1. Ubiquitous Mobility Will Become A Reality. With laptops already making up around a third of all PC sales, consumers and businesses alike are enjoying the convenience of mobile computing. As the performance, energy-efficiency and ease-of-use of portable devices continues to improve, people’s computing experience will increasingly be defined by what they are doing, not where they are doing it.

2. Carrying Broadband Internet With You. The coming year will see high-speed internet access move to the next level through mobile technologies such as WiMAX.

3. Technology: From Communication to Collaboration. Email, mobile phones and the internet were all about faster and easier communication. And they have had an amazing impact on our lives today. But we’re heading into a new realm as technology now allows us to enjoy a realistic experience through advanced multimedia communication.

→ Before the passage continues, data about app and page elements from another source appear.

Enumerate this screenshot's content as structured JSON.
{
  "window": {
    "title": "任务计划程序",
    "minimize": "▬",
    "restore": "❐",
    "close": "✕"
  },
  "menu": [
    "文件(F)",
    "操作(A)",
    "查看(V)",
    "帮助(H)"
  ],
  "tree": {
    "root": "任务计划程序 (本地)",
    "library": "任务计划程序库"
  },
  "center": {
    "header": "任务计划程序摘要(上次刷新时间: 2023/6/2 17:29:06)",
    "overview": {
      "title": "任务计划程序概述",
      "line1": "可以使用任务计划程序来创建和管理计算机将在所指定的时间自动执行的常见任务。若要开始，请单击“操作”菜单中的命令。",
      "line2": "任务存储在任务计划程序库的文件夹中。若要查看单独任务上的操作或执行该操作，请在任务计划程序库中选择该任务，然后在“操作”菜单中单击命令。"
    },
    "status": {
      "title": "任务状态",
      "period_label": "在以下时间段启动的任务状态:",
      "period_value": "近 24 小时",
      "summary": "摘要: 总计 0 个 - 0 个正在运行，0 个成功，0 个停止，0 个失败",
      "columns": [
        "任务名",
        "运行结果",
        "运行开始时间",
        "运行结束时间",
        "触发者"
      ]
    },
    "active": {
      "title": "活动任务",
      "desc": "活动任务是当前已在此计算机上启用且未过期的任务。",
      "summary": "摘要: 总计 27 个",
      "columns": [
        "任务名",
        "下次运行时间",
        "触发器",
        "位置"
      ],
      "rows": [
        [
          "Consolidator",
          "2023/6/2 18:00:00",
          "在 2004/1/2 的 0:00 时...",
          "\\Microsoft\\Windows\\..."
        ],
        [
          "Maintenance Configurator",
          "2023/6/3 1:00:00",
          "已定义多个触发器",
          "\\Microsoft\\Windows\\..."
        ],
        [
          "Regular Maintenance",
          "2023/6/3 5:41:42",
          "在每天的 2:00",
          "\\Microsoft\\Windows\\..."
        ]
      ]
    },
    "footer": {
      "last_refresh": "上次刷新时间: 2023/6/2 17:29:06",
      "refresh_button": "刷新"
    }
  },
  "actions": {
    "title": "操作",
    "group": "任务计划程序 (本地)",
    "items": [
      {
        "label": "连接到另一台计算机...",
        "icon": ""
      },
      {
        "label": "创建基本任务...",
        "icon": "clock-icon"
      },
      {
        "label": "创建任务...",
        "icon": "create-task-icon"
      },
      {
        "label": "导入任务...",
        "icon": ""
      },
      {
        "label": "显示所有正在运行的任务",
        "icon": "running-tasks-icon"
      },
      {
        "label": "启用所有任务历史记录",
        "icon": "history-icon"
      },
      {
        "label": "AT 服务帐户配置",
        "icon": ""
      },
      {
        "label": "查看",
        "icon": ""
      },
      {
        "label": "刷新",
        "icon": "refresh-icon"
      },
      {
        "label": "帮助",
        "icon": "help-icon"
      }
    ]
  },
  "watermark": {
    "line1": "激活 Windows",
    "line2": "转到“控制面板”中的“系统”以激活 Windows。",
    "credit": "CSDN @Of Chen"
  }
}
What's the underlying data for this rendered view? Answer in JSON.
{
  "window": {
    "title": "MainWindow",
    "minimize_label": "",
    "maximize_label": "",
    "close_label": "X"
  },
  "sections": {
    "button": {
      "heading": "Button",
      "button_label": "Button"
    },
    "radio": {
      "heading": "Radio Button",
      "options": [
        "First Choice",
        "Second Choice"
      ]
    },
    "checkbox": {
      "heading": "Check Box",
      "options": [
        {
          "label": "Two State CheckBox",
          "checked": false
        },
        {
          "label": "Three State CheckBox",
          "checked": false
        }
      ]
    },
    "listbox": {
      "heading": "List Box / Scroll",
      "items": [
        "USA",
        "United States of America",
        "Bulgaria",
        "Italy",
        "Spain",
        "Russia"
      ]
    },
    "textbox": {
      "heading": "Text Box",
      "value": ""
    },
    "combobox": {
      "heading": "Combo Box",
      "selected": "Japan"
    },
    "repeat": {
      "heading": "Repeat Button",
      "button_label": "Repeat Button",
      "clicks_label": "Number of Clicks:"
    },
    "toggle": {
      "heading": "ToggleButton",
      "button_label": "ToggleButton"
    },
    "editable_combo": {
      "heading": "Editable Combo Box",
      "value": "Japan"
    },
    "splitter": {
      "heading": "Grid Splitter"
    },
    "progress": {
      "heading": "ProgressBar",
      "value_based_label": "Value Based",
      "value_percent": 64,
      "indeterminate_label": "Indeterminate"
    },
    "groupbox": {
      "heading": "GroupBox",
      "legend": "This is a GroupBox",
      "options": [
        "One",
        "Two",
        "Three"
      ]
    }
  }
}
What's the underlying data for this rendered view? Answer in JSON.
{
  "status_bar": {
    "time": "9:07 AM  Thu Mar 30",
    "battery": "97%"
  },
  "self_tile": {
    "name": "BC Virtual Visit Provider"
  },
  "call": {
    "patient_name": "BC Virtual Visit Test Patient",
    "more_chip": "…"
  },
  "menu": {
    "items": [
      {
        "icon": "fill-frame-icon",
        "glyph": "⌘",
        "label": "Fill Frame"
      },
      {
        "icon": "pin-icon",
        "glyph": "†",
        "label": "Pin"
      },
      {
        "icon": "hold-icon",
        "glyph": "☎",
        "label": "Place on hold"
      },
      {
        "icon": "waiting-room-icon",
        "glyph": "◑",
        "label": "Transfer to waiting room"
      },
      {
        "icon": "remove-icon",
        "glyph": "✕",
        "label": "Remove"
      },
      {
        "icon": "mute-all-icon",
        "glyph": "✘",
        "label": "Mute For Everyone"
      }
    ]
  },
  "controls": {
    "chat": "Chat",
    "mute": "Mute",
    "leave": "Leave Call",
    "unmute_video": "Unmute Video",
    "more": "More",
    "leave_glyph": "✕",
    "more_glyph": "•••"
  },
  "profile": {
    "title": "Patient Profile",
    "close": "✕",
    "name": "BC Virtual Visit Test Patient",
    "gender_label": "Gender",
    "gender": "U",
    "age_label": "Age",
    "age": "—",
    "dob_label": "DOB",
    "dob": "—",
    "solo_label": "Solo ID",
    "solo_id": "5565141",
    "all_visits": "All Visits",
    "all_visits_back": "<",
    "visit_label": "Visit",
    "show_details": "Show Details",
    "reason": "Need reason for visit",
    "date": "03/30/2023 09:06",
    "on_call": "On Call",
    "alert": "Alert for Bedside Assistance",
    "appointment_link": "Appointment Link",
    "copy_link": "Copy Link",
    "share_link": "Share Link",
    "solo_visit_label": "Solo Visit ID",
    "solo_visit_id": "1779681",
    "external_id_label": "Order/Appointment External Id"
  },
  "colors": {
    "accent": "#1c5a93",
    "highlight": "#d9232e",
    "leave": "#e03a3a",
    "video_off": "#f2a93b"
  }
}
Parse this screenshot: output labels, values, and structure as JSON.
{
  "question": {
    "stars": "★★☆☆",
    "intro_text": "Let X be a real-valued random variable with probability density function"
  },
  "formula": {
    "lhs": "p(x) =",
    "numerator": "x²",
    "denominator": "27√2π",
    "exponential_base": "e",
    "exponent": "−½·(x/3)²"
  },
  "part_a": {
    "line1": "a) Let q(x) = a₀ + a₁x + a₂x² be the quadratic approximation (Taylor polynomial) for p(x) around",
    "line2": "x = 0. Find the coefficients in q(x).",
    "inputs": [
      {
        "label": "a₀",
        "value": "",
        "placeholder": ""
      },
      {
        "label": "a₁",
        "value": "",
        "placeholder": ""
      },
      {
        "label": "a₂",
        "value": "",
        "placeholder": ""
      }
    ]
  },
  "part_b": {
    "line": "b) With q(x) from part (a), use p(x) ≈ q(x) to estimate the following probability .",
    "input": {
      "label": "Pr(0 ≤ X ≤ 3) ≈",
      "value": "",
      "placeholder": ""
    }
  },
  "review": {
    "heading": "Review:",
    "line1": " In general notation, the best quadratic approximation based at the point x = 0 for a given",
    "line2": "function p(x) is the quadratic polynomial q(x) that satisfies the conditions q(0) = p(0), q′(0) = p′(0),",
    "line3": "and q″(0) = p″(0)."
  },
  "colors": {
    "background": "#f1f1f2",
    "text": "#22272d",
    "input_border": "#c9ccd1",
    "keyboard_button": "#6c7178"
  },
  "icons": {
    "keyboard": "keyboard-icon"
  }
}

The results are more immediacy and spontaneity in our communication – making for a much better relationship-building tool – whether you are using video- or web-conferencing, for private or business use.

4. PC power inspires new usage models. Gaming, music and video downloads and streaming, imaging and all multimedia-related applications have become increasingly popular over the last few years.

Interesting predictions, although nothing really earth-shattering. What it does show is that there remains an emphasis on wireless and mobile computing. If technology develops on the scale that Intel predicts though, I think it will continue to push schools to either change or become more obsolete. Either way, the nature of learning will continue to change in that it will become  more:

  • augmented/enhanced/facilitated by digital tools;

  • participatory (with all sorts of implications for social studies education in such realms as civics education, global participation, activism, etc.);

  • equal, meaning that “underdeveloped” nations will begin to catch up because they are skipping the desktop/wired stage altogether in favor of wireless mobile devices, esp. cell phones. That this is already having an impact can be seen for example in Kenya, Venezuela, and the Philippines.

Hence the importance of new media literacy skills as I blogged about here.

(via HandheldLearning

Image credit: “Pimp my ride”. jurvetson’s photostream:
http://www.flickr.com/photos/jurvetson/12396787/